Definition of leasehold in US English:

leasehold

noun

British
  • 1The holding of property by lease.

    ‘a form of leasehold’
    Often contrasted with freehold
    as modifier ‘leasehold premises’
    • ‘There are other traditional leasehold structures including terminating leases of 50-100 years.’
    • ‘With a well-written lease and a properly managed building, a leasehold flat should provide a perfectly good home for occupants and a secure investment.’
    • ‘For instance, a 10-year leasehold interest may not be like-kind with an 18-year leasehold interest.’
    • ‘Moreover, the legal status of leasehold titles needs clarification whilst provisions for the transfer and inheritance of leases will improve security of tenure.’
    • ‘The state Supreme Court has ruled that a lawsuit seeking mandatory leasehold conversion at the condominium did not have the required number of owners needed to proceed.’
    rental agreement, hire agreement, charter, contract
    View synonyms
    1. 1.1 A property held by lease.
      • ‘He gave the pledge after a series of MPs made pleas for leaseholds to be scrapped.’
      • ‘All lessees on the airport shall be responsible for keeping all aircraft parked on their leaseholds entirely within the boundaries of the leasehold with no wing, tail, nose, or other portion of the aircraft extending over such boundaries.’
      • ‘In declining real estate value environment, long-term leaseholds could become an liabilities instead of assets.’
      • ‘Do the people who buy leaseholds even know they will have big problems when their leasehold expires?’
      • ‘Timeshares and leaseholds are available in fully furnished 15th century buildings of various sizes.’
      building, buildings, premises, house, houses, land, estates, acres, acreage
      View synonyms

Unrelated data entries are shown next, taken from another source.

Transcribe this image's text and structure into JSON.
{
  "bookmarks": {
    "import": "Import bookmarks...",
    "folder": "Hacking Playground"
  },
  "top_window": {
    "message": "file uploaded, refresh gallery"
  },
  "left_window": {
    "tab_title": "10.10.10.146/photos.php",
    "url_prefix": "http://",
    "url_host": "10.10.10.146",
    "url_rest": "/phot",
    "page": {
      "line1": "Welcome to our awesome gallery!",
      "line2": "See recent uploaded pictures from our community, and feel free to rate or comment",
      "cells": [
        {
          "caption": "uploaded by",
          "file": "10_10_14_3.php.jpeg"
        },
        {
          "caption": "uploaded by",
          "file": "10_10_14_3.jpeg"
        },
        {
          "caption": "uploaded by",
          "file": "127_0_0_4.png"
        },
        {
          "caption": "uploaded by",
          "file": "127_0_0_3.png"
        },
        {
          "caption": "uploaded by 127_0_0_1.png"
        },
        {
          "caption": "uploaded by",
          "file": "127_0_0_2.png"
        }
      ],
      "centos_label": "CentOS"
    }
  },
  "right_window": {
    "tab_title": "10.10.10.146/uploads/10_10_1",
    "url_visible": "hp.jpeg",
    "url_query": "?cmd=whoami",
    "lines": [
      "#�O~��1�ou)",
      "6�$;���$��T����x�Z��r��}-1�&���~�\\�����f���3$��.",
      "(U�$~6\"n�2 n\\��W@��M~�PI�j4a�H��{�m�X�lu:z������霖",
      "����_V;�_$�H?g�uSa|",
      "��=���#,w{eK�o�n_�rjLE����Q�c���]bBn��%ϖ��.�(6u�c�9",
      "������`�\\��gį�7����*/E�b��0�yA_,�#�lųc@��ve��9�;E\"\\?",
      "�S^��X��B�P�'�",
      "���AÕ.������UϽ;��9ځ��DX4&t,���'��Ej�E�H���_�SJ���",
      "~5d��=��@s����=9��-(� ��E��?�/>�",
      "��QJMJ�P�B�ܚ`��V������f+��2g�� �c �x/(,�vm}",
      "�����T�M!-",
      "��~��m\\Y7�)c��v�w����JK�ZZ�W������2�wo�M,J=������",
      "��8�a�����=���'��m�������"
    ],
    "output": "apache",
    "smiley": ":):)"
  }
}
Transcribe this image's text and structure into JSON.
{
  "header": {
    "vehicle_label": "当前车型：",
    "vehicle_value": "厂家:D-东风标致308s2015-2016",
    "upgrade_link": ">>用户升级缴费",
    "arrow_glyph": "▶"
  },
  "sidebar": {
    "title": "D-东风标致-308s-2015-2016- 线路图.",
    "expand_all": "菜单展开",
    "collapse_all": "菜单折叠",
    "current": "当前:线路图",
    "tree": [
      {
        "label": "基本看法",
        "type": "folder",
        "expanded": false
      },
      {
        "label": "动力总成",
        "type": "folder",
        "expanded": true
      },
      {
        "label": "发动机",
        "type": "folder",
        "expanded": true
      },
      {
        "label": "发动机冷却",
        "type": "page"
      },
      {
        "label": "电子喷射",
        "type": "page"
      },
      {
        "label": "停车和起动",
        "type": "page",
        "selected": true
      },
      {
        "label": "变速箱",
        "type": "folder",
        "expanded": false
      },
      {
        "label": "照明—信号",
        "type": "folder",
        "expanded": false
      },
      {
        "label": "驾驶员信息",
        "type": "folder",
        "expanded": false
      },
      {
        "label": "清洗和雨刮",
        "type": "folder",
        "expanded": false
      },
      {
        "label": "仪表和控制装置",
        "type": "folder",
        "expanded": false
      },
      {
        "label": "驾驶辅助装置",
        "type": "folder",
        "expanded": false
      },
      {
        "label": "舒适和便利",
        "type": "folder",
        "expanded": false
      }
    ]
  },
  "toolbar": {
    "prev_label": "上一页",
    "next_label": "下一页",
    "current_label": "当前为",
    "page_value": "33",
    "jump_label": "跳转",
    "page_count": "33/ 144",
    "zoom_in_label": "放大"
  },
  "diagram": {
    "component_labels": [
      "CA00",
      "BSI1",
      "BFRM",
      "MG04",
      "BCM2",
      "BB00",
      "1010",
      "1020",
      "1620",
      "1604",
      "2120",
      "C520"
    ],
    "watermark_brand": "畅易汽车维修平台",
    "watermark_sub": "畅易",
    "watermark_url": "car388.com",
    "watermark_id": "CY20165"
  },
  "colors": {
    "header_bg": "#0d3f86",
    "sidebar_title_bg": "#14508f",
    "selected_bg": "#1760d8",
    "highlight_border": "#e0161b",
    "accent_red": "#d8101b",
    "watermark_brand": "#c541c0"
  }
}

Origin

Early 18th century: from lease, on the pattern of freehold.

Pronunciation

leasehold

/ˈlēsˌhōld//ˈlisˌhoʊld/